What the task asks:
Lift every line from the entries that includes the word "name".

──────── Material supplied

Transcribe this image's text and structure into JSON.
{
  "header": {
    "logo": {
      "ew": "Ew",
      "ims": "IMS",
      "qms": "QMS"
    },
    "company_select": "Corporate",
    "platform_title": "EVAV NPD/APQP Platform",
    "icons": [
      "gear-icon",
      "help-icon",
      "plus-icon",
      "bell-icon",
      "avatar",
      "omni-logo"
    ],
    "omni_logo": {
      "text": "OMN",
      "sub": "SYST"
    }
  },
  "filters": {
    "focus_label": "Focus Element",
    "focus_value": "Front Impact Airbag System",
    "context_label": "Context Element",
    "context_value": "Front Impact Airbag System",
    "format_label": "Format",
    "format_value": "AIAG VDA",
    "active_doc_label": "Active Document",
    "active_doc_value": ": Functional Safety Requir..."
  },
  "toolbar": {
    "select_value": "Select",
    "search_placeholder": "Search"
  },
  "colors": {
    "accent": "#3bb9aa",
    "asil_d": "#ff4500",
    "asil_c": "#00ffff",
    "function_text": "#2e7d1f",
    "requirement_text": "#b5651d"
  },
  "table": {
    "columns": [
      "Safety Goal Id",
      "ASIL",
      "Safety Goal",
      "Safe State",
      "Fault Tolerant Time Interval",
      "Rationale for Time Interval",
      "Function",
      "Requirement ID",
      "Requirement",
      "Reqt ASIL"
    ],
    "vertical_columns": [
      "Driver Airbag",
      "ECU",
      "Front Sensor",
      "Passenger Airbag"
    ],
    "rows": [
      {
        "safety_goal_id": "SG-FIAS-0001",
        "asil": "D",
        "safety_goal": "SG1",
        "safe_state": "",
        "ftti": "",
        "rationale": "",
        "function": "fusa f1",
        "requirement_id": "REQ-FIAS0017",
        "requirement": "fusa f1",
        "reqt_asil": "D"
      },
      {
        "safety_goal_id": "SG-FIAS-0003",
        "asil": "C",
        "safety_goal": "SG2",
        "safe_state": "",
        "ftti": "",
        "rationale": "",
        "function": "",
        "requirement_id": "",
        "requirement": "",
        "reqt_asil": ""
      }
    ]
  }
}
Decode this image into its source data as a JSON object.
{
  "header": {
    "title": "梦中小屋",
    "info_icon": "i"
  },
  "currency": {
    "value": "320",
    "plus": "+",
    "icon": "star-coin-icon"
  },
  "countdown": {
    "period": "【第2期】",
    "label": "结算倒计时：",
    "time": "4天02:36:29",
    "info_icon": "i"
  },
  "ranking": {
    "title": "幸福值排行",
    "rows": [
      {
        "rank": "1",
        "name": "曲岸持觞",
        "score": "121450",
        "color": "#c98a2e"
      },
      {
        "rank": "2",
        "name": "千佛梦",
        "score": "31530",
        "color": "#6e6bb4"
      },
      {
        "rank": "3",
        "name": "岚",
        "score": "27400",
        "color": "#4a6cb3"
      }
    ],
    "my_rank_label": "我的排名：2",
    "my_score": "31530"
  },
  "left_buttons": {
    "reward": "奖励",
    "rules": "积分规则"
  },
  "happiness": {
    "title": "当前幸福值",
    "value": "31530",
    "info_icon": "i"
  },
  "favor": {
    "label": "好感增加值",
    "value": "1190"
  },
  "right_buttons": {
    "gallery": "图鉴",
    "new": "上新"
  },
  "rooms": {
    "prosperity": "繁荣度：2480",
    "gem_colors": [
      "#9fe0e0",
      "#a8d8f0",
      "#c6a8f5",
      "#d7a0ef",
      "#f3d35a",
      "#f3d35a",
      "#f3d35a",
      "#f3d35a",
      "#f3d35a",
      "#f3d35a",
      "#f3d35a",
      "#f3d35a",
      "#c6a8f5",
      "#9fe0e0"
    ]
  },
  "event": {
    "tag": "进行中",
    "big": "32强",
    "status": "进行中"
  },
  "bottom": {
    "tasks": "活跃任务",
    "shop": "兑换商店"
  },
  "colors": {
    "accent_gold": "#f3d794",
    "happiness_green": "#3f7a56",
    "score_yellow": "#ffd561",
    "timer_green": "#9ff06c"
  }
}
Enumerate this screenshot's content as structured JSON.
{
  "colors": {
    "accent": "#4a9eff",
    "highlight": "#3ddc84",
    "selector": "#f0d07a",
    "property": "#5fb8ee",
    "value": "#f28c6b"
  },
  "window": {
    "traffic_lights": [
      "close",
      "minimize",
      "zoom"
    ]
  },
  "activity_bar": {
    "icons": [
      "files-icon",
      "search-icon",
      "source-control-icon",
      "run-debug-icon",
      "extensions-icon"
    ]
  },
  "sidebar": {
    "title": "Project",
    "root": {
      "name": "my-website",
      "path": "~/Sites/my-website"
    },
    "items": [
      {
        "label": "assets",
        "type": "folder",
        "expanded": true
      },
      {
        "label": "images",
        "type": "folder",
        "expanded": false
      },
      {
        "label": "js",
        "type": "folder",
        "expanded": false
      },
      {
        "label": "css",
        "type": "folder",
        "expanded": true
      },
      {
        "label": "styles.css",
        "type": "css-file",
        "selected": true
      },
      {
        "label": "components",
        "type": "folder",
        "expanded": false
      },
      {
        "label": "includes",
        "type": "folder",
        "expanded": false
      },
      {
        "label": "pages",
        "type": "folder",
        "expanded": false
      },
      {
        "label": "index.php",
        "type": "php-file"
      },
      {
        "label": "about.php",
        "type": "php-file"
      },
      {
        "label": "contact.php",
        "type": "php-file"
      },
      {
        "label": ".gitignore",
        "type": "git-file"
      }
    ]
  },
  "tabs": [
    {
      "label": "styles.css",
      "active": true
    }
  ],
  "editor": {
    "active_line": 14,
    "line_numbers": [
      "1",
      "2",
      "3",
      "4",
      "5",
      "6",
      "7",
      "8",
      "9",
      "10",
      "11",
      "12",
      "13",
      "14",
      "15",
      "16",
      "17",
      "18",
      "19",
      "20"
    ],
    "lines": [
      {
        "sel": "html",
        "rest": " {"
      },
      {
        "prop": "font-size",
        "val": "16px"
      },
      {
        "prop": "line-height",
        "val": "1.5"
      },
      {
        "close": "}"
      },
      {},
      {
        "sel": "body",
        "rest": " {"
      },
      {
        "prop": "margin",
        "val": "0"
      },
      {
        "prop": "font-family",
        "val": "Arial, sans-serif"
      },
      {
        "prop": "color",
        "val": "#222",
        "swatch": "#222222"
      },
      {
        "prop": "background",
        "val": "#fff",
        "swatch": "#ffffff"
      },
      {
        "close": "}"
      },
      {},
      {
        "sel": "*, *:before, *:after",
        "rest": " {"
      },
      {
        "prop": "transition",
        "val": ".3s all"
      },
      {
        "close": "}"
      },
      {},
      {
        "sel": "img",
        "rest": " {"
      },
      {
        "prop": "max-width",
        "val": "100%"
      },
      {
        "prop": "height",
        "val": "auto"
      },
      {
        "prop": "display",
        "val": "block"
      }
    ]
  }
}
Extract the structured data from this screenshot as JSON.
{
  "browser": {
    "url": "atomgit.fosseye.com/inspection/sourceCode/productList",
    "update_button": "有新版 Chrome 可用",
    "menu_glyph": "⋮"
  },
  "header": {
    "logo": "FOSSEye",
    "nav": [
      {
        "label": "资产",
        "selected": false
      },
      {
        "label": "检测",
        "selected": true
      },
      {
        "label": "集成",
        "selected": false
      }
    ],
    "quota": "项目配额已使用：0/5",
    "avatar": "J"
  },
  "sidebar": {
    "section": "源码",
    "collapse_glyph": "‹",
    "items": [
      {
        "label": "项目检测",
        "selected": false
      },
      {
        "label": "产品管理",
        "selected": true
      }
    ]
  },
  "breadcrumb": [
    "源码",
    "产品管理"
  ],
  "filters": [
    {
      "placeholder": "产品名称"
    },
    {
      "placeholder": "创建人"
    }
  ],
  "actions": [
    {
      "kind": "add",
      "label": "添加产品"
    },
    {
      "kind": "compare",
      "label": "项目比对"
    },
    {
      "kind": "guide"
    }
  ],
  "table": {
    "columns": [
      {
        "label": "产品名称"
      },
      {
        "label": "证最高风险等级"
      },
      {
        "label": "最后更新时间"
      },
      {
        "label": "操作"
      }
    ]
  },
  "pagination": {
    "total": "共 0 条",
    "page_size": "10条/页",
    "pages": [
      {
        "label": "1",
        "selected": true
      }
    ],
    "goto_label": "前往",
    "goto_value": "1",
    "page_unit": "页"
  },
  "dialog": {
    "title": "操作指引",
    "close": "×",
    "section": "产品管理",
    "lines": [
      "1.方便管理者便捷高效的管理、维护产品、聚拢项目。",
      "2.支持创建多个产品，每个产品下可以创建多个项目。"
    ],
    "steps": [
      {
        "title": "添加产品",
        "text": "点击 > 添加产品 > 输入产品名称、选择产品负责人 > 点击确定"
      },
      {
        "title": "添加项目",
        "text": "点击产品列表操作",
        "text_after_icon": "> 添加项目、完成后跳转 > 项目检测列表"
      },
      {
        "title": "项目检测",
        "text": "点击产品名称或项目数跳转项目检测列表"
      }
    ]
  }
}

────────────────

Response box:
        "name": "曲岸持觞",
        "name": "千佛梦",
        "name": "岚",
      "name": "my-website",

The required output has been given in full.